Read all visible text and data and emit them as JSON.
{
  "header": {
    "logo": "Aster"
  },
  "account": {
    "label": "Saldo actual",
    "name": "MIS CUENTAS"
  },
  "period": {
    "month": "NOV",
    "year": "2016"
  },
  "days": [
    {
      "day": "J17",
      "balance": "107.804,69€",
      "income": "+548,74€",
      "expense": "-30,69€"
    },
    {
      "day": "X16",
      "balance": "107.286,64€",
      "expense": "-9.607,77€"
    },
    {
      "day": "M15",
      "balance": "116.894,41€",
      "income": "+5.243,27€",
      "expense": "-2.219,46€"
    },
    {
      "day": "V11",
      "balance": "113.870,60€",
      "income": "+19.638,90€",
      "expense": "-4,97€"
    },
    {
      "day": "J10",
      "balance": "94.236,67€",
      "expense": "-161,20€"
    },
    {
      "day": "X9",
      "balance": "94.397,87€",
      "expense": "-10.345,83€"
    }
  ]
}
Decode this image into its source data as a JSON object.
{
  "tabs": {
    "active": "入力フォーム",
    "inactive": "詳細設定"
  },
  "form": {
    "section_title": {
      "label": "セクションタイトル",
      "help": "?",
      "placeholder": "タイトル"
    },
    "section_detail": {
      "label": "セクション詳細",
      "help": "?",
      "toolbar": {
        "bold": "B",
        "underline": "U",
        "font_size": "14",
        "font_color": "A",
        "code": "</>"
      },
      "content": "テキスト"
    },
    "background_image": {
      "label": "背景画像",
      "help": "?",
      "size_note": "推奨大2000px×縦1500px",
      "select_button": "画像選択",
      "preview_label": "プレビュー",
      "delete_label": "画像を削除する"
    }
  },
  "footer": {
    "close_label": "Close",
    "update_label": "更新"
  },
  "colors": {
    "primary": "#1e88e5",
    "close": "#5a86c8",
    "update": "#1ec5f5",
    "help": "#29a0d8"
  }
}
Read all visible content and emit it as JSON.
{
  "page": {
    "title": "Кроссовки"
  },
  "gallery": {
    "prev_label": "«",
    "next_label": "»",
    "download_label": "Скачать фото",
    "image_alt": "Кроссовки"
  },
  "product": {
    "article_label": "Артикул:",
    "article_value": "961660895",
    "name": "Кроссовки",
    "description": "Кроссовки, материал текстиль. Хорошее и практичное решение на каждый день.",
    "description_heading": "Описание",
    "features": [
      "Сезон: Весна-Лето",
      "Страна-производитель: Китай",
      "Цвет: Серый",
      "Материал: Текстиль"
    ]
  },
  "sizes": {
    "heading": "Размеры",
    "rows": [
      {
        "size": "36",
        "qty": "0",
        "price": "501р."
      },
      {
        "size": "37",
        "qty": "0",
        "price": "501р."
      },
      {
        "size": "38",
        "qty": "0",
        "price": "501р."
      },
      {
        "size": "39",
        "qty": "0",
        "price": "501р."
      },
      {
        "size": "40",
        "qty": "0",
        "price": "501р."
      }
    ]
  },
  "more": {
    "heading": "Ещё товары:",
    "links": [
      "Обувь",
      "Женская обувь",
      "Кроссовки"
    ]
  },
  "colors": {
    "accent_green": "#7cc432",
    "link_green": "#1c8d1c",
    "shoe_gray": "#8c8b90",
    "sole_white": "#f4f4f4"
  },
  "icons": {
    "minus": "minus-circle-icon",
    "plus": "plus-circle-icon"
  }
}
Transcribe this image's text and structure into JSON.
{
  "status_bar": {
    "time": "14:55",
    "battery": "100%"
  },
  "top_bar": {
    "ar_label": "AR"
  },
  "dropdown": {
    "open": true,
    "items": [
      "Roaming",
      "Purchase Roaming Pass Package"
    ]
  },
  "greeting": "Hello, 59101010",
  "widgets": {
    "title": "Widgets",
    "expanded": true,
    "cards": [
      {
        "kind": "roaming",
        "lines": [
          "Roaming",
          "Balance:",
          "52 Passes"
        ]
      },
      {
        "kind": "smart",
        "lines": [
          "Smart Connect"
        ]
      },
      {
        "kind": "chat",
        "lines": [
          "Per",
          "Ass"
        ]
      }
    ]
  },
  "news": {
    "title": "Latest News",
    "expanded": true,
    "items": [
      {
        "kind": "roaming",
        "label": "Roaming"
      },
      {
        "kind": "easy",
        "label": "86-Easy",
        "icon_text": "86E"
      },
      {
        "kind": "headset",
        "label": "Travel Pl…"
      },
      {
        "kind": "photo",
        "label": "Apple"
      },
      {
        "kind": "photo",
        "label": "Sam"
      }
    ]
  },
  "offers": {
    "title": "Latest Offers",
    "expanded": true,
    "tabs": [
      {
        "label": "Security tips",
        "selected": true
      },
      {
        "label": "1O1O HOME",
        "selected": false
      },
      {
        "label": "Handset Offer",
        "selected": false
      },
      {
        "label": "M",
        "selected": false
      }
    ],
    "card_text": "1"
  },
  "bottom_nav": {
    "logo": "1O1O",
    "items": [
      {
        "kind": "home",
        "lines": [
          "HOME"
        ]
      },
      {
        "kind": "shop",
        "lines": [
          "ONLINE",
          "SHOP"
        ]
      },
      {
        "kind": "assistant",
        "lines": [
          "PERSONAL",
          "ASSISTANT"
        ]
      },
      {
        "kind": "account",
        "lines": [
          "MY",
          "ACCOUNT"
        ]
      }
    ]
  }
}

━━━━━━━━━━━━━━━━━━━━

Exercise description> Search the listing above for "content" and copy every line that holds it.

Solution>
      "content": "テキスト"
Read all visible content and emit it as JSON.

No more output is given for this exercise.